The St. Ignatius tailback run extremely hard, broke numerous tackles and had a very nice spin move. He looks primed for at a 1,000-yard season. 9. Waters made the defensive play of the game.
While Celis' one-handed grab and touchdown would have made prep's Top 10 Plays list on offense, Waters leaping interception at the Marin Catholic 9 and then sterling 46-yard return set up St. Ignatius' first score.
10. Attitude is everything.

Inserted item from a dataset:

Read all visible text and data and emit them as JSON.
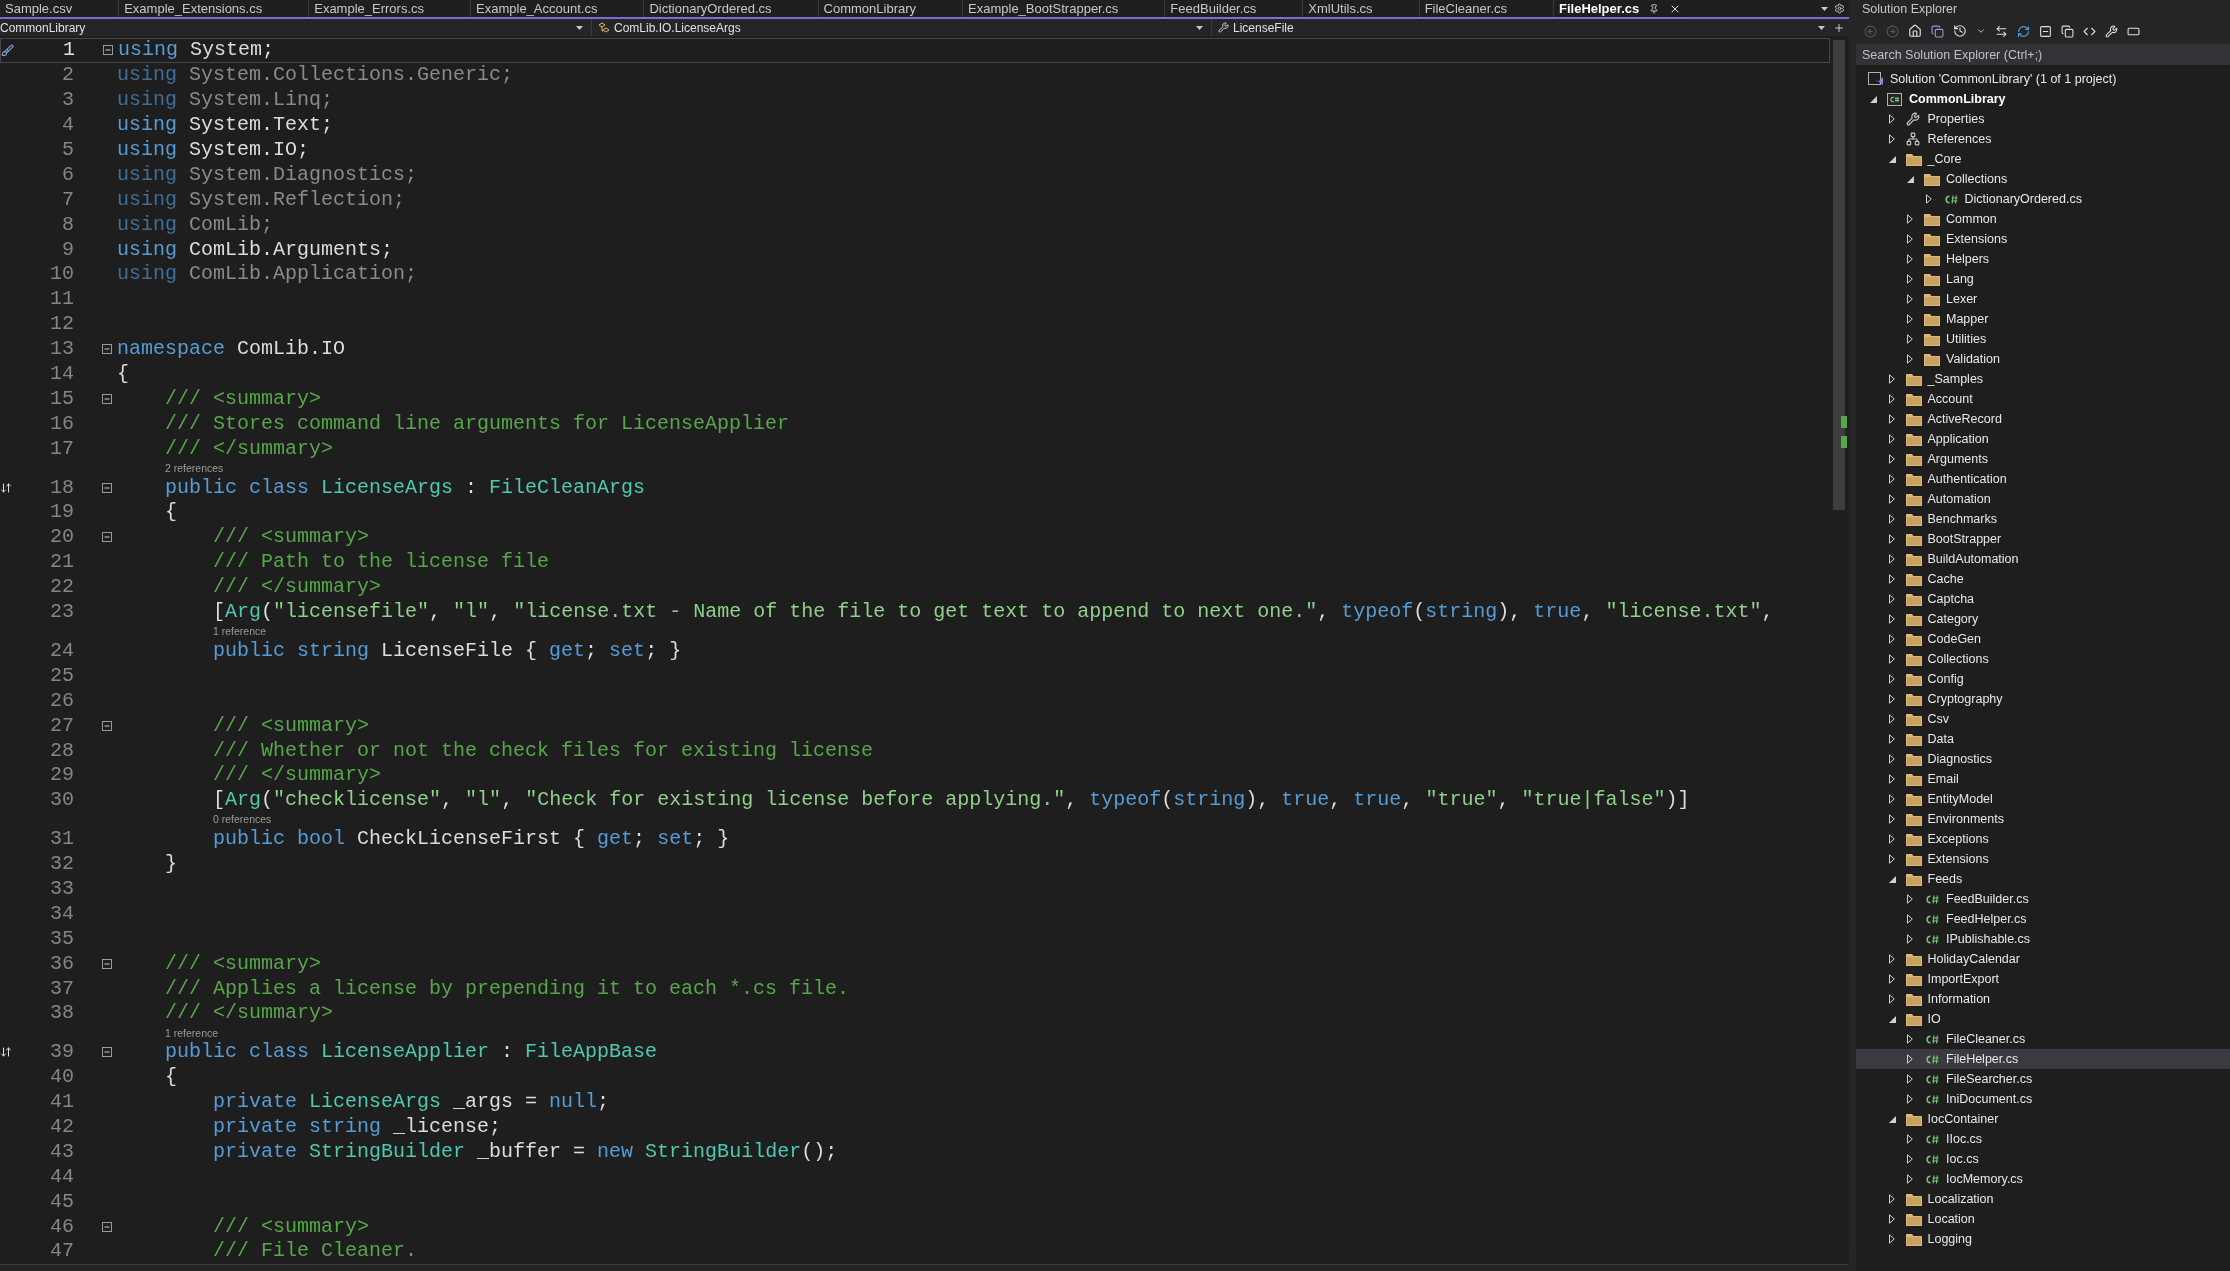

The best I witnessed – and saw many – was from a lad who didn't even play, DeVere. On crutches, wearing his No. 21 jersey and shorts, Marin Catholic's No. 1 breakaway threat somehow made his way up and down the sidelines for all four quarters. "This is more tiring than the game," he joked. Upbeat, encouraging, positive, DeVere was into the action all the way, helping his teammates the only way he could. After the game, DeVere couldn't have been more upbeat. He's sees the forest through the trees sort of teen, happy for his teammates, resolved in his commitment to get back on the field in college and overall upbeat – not easy when you have to watch from the sideline. Marin Independent Journal reporter Dave Curtis said DeVere – with 1,800 all-purpose yards last year - might have been the team's most important player coming back. He was the team's true breakaway threat. Asked about the bad timing and luck of the injury, DeVere just smile broadly: "It's adversity. You have to deal with. I'm still young and otherwise healthy and I'll definitely be playing football again. I just need to help my teammates the best I can now." DeVere was the last person I spoke to, a splendid ending to a superb high school football Saturday.
E-mail MaxPreps senior writer and columnist at email@example.com or follow him on Twitter @MitchMashMax